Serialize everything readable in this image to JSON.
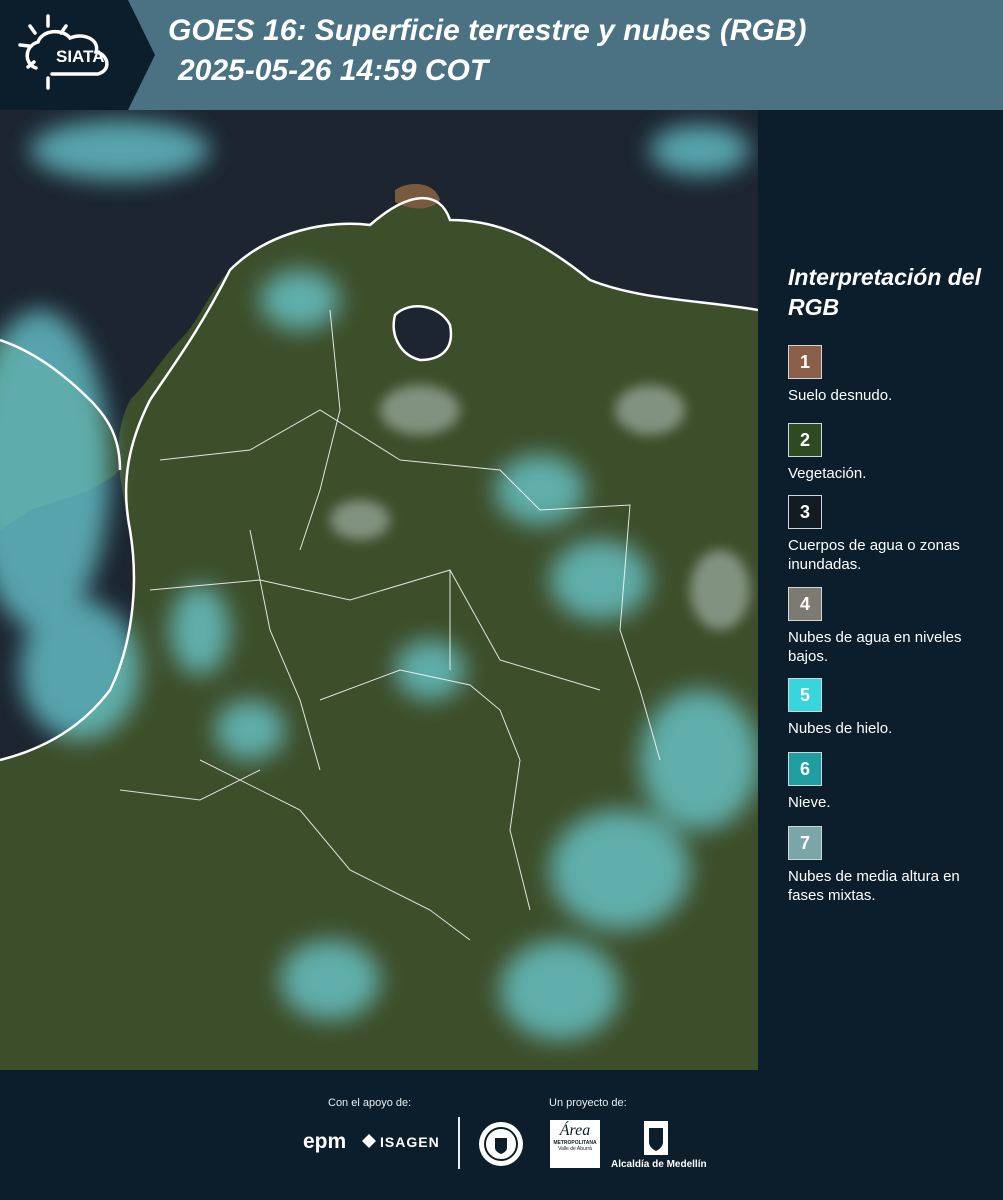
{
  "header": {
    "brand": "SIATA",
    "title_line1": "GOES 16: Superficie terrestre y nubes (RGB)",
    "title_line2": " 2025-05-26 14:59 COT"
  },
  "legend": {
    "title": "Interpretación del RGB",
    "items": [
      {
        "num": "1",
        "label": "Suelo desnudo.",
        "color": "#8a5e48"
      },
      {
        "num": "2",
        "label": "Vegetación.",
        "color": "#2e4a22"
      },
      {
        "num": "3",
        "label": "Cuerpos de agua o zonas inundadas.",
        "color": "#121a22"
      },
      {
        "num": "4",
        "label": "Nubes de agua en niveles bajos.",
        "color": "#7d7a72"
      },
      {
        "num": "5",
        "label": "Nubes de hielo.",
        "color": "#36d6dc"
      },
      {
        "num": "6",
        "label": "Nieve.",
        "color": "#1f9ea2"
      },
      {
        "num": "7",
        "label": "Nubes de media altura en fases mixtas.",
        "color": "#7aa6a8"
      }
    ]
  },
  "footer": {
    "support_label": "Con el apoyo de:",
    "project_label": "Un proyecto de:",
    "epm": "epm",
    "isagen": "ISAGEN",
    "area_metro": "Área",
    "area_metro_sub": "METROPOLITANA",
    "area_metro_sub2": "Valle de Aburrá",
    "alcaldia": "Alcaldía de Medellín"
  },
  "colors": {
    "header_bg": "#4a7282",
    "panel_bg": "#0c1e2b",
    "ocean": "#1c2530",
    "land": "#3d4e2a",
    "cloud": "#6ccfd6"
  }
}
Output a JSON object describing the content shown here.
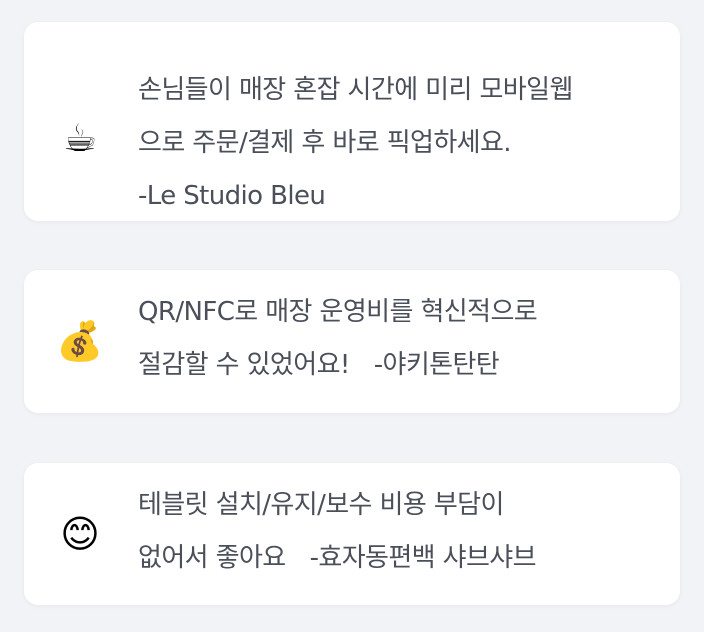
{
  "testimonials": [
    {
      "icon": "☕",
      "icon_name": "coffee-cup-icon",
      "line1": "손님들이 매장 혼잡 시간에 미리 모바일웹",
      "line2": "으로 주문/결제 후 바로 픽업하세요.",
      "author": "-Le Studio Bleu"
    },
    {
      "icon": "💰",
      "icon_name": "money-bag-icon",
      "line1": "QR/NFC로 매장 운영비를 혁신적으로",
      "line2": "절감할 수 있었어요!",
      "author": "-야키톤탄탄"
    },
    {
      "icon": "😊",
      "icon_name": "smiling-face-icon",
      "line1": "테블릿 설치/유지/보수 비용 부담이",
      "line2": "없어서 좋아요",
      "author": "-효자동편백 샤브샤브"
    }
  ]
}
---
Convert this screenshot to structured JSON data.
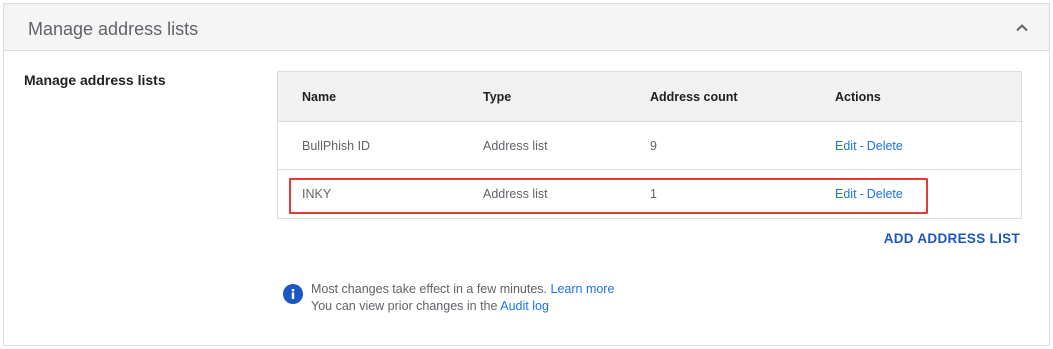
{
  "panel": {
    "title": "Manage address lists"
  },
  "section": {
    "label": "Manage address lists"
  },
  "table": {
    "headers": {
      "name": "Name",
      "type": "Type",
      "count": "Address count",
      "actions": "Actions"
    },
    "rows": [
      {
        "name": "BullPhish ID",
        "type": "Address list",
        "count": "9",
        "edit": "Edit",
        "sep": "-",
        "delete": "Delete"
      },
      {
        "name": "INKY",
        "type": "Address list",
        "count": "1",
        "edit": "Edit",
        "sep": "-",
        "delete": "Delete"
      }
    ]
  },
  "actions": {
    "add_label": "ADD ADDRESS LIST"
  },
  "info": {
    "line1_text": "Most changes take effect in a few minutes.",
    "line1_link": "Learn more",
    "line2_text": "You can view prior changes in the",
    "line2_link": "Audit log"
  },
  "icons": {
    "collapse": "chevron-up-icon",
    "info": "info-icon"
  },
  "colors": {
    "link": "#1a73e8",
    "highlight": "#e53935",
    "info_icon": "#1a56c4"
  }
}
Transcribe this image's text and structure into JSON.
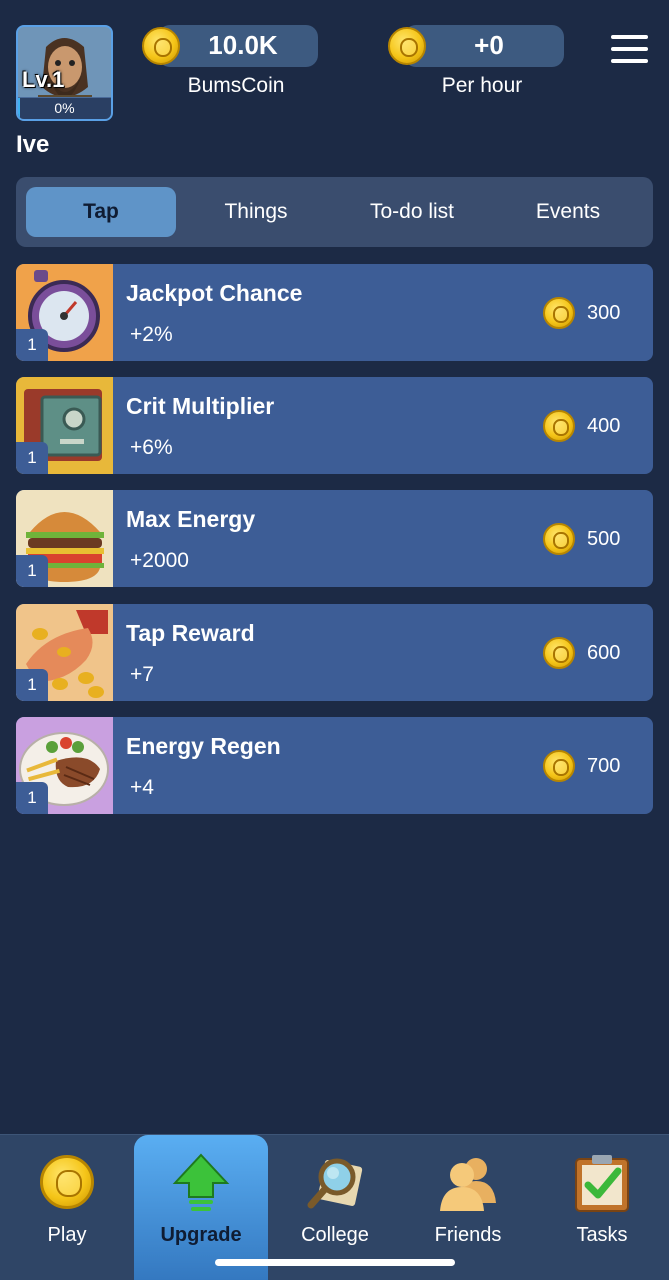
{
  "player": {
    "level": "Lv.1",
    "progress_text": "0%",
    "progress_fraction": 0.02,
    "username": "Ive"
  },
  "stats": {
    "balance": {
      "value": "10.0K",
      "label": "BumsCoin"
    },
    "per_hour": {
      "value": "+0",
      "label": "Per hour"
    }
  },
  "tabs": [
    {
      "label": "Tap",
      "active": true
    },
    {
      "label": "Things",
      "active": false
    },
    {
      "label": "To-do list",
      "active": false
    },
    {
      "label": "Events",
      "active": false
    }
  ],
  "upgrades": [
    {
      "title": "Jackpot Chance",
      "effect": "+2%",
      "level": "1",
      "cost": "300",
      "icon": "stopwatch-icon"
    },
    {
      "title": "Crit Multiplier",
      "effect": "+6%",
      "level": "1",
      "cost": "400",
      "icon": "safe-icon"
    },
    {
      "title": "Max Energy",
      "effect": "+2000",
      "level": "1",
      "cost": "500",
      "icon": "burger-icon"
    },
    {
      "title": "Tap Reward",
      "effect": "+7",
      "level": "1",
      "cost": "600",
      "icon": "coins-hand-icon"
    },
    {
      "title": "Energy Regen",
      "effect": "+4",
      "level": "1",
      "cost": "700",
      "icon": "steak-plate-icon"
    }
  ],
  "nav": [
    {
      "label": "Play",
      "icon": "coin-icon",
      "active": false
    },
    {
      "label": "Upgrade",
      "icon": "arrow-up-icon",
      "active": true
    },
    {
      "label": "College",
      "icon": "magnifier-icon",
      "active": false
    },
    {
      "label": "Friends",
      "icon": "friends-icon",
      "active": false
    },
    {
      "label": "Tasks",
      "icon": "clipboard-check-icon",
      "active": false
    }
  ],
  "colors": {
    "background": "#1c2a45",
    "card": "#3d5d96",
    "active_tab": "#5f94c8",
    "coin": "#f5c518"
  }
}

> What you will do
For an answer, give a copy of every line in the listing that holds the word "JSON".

> Answer for this exercise
Serialize everything readable in this image to JSON.
Output a JSON object describing the content shown here.
Convert this screenshot to structured JSON data.
Transcribe this image's text and structure into JSON.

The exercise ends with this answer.